Mid-cycle, another hormone is released from the pituitary gland to stimulate the ovaries to release the matured egg through one of the fallopian tubes. This is called ovulation, or the releasing of an egg through the fallopian tube. After a short time, if a sperm cell is unable to unite with the egg cell, the unused egg cell is released from the uterus through the vagina. This process is called the menstrual flow. Every female's menstrual cycle lasts twenty-three to twenty-eight days. However, ovulation lasts barely more than twenty-four hours, which leaves only six to seven days maximum for fertilization to occur.
When an egg cell is fertilized by a sperm cell, it is then called a zygote. Half of the zygote's chromosomes come from the egg, the other half from the sperm cell. The sperm cell must journey through the vagina into the uterus to be united with the egg cell. When it reached the egg, it has to break through the egg's tough cell membrane in order to fertilize it. After an egg cell has been joined with a sperm cell, the fertilized egg attaches itself to the lining of the uterus. From here, the egg cell begins to divide and form an embryo. Over the short span of just eight weeks, all major organs in the embryo's body have been formed, and the heart is fully functional, (Kim. pg. 18). Of all the different and amazing cells in the human body, the egg cell is by far the most incredible.
Over the course of a woman's life, her body will continue to produce and release egg cells up to a relatively advanced age. Over time, the eggs released will become less and less fertile until the woman enters into menopause, after which she is unable to bear children. Egg cells are one of the few cells that do not serve the body for its entire existence. Males are well able to produce sperm cells well into their eighties, while most women stop producing egg cells around their fifties. It is this well-known fact that makes the egg cell even more fascinating.

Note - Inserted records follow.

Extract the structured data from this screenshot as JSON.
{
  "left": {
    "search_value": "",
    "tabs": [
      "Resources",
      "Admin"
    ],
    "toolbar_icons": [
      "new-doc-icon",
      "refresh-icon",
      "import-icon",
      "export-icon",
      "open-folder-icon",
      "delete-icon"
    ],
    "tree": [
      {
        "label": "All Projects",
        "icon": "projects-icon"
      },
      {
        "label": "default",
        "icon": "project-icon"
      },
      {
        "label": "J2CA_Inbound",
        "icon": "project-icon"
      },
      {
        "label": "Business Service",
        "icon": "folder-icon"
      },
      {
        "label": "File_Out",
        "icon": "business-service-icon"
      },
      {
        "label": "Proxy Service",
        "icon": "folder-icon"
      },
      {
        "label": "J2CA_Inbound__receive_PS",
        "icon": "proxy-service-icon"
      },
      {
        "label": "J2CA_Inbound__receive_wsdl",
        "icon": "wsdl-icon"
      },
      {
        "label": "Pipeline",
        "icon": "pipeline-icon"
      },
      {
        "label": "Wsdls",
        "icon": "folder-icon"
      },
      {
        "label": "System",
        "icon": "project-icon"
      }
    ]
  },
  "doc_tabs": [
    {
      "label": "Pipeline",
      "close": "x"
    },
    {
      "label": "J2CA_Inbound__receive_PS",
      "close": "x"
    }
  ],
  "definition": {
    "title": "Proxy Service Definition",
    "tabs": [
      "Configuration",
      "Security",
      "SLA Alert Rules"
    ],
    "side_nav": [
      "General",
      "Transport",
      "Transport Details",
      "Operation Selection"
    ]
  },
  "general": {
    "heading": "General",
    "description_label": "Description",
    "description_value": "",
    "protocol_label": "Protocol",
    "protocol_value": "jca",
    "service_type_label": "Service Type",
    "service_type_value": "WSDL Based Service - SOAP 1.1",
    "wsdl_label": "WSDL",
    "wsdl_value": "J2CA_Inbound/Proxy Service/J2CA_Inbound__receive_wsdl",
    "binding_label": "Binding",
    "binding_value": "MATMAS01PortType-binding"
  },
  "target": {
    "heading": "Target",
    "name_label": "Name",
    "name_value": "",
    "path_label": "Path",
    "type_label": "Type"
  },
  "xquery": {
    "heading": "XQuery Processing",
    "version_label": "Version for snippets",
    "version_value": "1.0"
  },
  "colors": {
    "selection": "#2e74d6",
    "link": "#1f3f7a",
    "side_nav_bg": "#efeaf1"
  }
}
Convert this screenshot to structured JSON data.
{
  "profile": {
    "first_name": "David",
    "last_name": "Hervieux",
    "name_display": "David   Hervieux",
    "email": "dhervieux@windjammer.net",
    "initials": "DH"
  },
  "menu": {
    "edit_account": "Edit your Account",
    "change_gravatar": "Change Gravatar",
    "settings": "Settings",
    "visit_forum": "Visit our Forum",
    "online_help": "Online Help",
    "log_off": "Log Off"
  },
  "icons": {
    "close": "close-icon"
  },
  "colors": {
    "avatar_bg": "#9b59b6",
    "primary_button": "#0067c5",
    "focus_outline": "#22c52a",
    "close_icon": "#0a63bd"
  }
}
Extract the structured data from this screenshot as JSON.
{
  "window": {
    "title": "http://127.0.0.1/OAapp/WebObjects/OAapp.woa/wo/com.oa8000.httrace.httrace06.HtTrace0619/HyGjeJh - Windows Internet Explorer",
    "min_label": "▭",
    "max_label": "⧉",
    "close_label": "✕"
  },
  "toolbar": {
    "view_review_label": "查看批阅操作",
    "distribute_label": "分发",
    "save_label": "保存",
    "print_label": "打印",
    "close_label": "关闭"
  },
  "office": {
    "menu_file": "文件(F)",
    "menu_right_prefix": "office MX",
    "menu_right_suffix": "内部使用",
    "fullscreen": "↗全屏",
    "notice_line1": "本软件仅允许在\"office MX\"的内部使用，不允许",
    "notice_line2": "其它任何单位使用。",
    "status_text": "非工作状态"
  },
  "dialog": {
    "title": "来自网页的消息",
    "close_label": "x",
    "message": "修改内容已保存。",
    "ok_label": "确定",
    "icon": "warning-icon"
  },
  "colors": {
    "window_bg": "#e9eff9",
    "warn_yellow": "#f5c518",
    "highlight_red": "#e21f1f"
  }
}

Undoubtedly, the egg cell is unexplainably fascinating, and will never cease to amaze the human race with its complexity and its ability to house an embryo and nourish a fetus. Out of all the cells in the human body, the egg cell is one we could not continue to exist without. The egg cell is created only to be fertilized, and if it is not, it is disposed of. The mystery and incredible thought behind an egg cell can only suggest the influence of a supreme creator.
Young woman all over the world are unaware of the wonderful precious tools they are given to be able to create new life. Hopefully, over time, girls everywhere will realize the amazing gift they have been given and use it for not only their own good, but the good of humanity. Each woman all over the world has been blessed with the ability to carry and give birth to their own special creation, and this knowledge should be used for good.
In summary, the egg cell is made and readied only to be united with a sperm cell to create a zygote, and eventually a fetus. This complex cell is imperative for the continuation of the human race, and makes females unique and special. The egg cell is amazing because of its ability to be fertilized by a sperm cell, and also its readiness to house and nourish a baby. In actuality, the egg cell is one of the most uniquely designed cells ever to reside within the human body.